The history of the Royal Canadian Air Force begins in 1920, when the airforce was created as the Canadian Air Force (C.A.F.) In 1924 the C.A.F. was renamed the Royal Canadian Air Force (R.C.A.F) when it was granted the royal title by King George V. 

The Second World War

A Second World War Royal Canadian Air Force Badge


The Royal Canadian Air Force Pipe Band on the march (Source: LAC)

This is how the Royal Canadian Air Force Pipe Band's Sporrans look today.


The outbreak of the Second World War saw the R.C.A.F. fielding eight of its eleven permanent operational squadrons, but by October 1939 15 squadrons were available (12 for homeland defence, three for overseas service). Twenty types of aircraft were in service at this point, over half being for training or transport, and the R.C.A.F. started the war with only 29 front-line fighter and bomber aircraft. The R.C.A.F. reached peak strength of 215,000 (all ranks) in January 1944. By the end of the war the R.C.A.F. would be the fourth largest Allied air force. Approximately 13,000 R.C.A.F. personnel were killed while on operations or died as prisoners of war. Another 4000 died during training or from other causes.

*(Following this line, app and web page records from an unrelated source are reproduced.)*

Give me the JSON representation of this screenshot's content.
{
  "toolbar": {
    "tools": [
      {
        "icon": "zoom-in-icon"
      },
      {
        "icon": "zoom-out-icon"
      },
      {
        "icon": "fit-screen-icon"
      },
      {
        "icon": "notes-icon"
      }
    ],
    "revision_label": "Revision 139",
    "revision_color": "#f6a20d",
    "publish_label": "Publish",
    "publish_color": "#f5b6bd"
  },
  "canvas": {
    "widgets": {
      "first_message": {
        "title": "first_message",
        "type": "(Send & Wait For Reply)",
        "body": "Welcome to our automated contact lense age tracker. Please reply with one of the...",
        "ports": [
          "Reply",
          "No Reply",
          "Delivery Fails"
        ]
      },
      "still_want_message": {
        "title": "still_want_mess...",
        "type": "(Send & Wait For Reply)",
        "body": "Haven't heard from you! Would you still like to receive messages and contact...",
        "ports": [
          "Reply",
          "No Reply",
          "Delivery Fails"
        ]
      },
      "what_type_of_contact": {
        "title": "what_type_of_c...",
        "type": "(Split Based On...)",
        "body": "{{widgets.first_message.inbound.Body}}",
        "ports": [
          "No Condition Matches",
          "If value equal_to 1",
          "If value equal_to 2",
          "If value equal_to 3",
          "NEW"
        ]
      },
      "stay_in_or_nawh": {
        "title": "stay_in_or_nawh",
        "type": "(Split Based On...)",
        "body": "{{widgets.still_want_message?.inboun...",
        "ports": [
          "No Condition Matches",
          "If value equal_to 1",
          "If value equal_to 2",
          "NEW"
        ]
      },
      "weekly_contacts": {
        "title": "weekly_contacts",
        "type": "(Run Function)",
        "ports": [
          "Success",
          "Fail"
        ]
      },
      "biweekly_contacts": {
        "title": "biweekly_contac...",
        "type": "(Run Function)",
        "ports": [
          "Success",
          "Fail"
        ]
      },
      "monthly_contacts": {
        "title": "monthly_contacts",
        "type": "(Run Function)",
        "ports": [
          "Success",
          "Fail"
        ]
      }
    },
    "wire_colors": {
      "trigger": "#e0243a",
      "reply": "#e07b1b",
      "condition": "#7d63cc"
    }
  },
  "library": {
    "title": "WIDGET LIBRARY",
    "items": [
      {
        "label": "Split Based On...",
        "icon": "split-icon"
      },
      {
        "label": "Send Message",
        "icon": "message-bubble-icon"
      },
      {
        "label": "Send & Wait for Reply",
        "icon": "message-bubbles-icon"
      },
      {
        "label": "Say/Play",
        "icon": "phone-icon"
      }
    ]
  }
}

During the war, the R.C.A.F. was involved in three areas: the British Commonwealth Air Training Plan (B.C.A.T.P.), home defence, and overseas operations.

The  Royal Canadian Air Force Tartan

A post-W.W.2 Royal Canadian Air Force Piper